From the line containing "Give me the" through the last line of the data, both ends included, write out every line exactly; omit the pictures.

* Material to process:
-.-.-

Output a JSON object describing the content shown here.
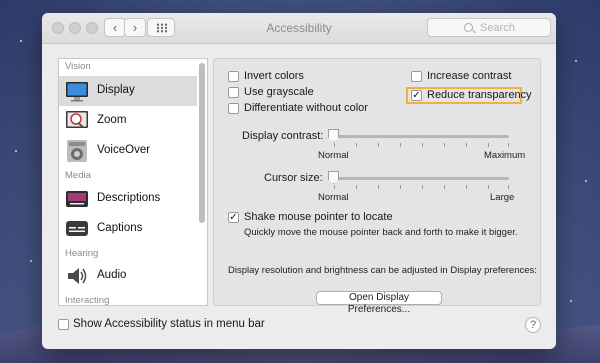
{
  "window": {
    "title": "Accessibility"
  },
  "toolbar": {
    "back_icon": "chevron-left-icon",
    "forward_icon": "chevron-right-icon",
    "back_glyph": "‹",
    "forward_glyph": "›"
  },
  "search": {
    "placeholder": "Search"
  },
  "sidebar": {
    "sections": {
      "vision": "Vision",
      "media": "Media",
      "hearing": "Hearing",
      "interacting": "Interacting"
    },
    "items": [
      {
        "label": "Display",
        "icon": "display-icon",
        "selected": true
      },
      {
        "label": "Zoom",
        "icon": "zoom-icon"
      },
      {
        "label": "VoiceOver",
        "icon": "voiceover-icon"
      },
      {
        "label": "Descriptions",
        "icon": "descriptions-icon"
      },
      {
        "label": "Captions",
        "icon": "captions-icon"
      },
      {
        "label": "Audio",
        "icon": "speaker-icon"
      }
    ]
  },
  "display": {
    "options": {
      "invert_colors": {
        "label": "Invert colors",
        "checked": false
      },
      "use_grayscale": {
        "label": "Use grayscale",
        "checked": false
      },
      "differentiate": {
        "label": "Differentiate without color",
        "checked": false
      },
      "increase_contrast": {
        "label": "Increase contrast",
        "checked": false
      },
      "reduce_transparency": {
        "label": "Reduce transparency",
        "checked": true
      }
    },
    "display_contrast": {
      "label": "Display contrast:",
      "min_label": "Normal",
      "max_label": "Maximum",
      "value": 0
    },
    "cursor_size": {
      "label": "Cursor size:",
      "min_label": "Normal",
      "max_label": "Large",
      "value": 0
    },
    "shake": {
      "label": "Shake mouse pointer to locate",
      "checked": true,
      "description": "Quickly move the mouse pointer back and forth to make it bigger."
    },
    "note": "Display resolution and brightness can be adjusted in Display preferences:",
    "open_button": "Open Display Preferences..."
  },
  "footer": {
    "status_label": "Show Accessibility status in menu bar",
    "status_checked": false,
    "help_glyph": "?"
  },
  "colors": {
    "highlight": "#f0b23a",
    "selected_item": "#dcdcdc"
  }
}
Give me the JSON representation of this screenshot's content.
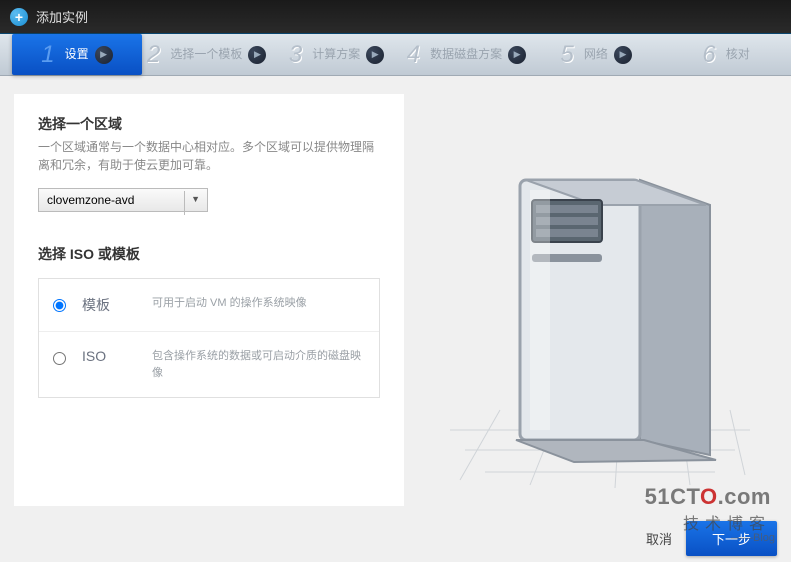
{
  "header": {
    "title": "添加实例"
  },
  "steps": [
    {
      "num": "1",
      "label": "设置",
      "active": true
    },
    {
      "num": "2",
      "label": "选择一个模板"
    },
    {
      "num": "3",
      "label": "计算方案"
    },
    {
      "num": "4",
      "label": "数据磁盘方案"
    },
    {
      "num": "5",
      "label": "网络"
    },
    {
      "num": "6",
      "label": "核对"
    }
  ],
  "region": {
    "title": "选择一个区域",
    "desc": "一个区域通常与一个数据中心相对应。多个区域可以提供物理隔离和冗余，有助于使云更加可靠。",
    "selected": "clovemzone-avd"
  },
  "isoTemplate": {
    "title": "选择 ISO 或模板",
    "options": [
      {
        "key": "template",
        "name": "模板",
        "desc": "可用于启动 VM 的操作系统映像",
        "checked": true
      },
      {
        "key": "iso",
        "name": "ISO",
        "desc": "包含操作系统的数据或可启动介质的磁盘映像",
        "checked": false
      }
    ]
  },
  "footer": {
    "cancel": "取消",
    "next": "下一步"
  },
  "watermark": {
    "line1_a": "51CT",
    "line1_o": "O",
    "line1_b": ".com",
    "line2": "技术博客",
    "line3": "——Blog"
  }
}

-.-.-

* Task answer:
Give me the JSON representation of this screenshot's content.
{
  "header": {
    "title": "添加实例"
  },
  "steps": [
    {
      "num": "1",
      "label": "设置",
      "active": true
    },
    {
      "num": "2",
      "label": "选择一个模板"
    },
    {
      "num": "3",
      "label": "计算方案"
    },
    {
      "num": "4",
      "label": "数据磁盘方案"
    },
    {
      "num": "5",
      "label": "网络"
    },
    {
      "num": "6",
      "label": "核对"
    }
  ],
  "region": {
    "title": "选择一个区域",
    "desc": "一个区域通常与一个数据中心相对应。多个区域可以提供物理隔离和冗余，有助于使云更加可靠。",
    "selected": "clovemzone-avd"
  },
  "isoTemplate": {
    "title": "选择 ISO 或模板",
    "options": [
      {
        "key": "template",
        "name": "模板",
        "desc": "可用于启动 VM 的操作系统映像",
        "checked": true
      },
      {
        "key": "iso",
        "name": "ISO",
        "desc": "包含操作系统的数据或可启动介质的磁盘映像",
        "checked": false
      }
    ]
  },
  "footer": {
    "cancel": "取消",
    "next": "下一步"
  },
  "watermark": {
    "line1_a": "51CT",
    "line1_o": "O",
    "line1_b": ".com",
    "line2": "技术博客",
    "line3": "——Blog"
  }
}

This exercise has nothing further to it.